§ What you are asked to do
Copy each line of the records that contains the word "Supplier".

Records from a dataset
»»
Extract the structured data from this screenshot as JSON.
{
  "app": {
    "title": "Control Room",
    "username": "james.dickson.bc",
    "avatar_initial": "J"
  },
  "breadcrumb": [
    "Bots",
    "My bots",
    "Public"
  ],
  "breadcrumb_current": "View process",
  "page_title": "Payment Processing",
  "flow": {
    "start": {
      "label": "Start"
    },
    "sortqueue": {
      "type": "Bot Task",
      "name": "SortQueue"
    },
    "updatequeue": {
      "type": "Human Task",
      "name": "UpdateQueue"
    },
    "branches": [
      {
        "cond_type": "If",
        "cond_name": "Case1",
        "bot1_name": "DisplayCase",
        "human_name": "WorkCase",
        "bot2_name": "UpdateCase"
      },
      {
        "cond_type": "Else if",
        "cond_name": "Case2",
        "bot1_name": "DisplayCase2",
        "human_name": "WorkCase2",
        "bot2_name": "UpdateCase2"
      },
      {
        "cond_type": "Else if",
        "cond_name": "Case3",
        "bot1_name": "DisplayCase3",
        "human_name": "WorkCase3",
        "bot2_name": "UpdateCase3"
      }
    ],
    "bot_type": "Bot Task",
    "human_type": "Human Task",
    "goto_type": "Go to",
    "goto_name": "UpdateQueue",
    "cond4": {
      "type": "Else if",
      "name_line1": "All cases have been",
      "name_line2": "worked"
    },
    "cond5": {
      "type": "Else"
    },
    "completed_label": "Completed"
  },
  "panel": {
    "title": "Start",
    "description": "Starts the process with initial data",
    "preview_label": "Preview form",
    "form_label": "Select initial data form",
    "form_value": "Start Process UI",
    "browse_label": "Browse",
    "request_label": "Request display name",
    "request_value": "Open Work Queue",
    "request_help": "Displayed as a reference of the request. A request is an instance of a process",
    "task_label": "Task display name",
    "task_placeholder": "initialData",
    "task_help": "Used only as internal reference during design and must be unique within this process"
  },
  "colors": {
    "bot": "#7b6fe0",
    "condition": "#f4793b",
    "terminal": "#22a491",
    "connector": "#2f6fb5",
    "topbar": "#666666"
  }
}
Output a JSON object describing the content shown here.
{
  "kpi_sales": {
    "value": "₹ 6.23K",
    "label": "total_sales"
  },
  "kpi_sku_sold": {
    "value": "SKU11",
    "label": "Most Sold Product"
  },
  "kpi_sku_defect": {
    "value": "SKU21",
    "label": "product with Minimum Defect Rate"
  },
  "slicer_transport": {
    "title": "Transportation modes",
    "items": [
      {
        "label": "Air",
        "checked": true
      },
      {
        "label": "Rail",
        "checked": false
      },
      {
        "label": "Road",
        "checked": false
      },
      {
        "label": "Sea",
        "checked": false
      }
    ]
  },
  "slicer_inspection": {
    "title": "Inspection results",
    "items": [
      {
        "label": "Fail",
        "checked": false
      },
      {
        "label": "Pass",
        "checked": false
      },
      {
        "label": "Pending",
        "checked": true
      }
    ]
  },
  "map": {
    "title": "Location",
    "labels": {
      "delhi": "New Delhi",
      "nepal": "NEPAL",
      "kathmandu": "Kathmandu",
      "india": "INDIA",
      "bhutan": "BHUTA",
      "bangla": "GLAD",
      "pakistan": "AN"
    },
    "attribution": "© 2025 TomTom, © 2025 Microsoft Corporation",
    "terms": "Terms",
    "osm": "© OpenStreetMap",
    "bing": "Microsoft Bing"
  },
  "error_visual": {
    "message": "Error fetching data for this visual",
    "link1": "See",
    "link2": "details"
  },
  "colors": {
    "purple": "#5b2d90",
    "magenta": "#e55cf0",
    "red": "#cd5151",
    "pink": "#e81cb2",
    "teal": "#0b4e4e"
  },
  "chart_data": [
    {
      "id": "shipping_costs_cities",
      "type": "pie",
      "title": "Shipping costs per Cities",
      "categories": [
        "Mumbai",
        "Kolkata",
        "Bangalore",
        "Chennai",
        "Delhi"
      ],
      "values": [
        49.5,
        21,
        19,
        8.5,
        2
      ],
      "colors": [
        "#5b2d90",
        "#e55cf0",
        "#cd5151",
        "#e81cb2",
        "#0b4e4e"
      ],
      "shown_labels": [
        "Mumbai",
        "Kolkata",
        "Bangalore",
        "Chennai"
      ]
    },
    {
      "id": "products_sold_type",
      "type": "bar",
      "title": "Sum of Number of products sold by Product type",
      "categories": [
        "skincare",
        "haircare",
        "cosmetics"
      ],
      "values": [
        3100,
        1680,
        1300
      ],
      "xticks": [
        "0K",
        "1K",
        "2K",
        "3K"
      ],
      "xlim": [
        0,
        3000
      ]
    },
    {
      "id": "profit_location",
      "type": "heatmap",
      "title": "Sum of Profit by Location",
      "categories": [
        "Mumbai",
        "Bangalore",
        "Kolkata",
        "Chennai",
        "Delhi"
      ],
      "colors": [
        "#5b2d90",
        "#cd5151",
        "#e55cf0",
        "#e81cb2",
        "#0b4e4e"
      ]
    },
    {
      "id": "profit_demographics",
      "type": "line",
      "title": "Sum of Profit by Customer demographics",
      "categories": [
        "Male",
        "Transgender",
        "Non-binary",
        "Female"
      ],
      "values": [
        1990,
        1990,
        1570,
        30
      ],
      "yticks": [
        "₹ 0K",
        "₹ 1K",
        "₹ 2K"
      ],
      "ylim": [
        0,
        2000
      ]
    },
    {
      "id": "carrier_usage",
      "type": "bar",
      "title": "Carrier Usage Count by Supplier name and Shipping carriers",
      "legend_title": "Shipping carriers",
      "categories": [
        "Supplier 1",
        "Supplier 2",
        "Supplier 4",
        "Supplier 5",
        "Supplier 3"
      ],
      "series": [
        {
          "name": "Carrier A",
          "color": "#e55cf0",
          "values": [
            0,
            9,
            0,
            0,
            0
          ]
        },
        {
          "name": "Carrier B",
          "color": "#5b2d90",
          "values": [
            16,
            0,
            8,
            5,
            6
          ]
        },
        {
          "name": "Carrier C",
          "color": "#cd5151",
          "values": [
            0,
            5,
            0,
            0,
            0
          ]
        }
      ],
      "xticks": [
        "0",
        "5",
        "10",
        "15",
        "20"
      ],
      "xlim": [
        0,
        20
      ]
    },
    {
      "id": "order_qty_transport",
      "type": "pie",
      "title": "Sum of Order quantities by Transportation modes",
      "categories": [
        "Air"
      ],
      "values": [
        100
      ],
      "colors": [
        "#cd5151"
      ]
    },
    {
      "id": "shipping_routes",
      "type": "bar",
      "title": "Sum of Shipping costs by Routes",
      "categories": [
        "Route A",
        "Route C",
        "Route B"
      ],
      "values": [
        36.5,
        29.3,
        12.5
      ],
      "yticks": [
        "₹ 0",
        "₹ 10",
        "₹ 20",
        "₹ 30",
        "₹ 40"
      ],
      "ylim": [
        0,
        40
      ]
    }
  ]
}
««
§ Reply to the task
      "title": "Carrier Usage Count by Supplier name and Shipping carriers",
        "Supplier 1",
        "Supplier 2",
        "Supplier 4",
        "Supplier 5",
        "Supplier 3"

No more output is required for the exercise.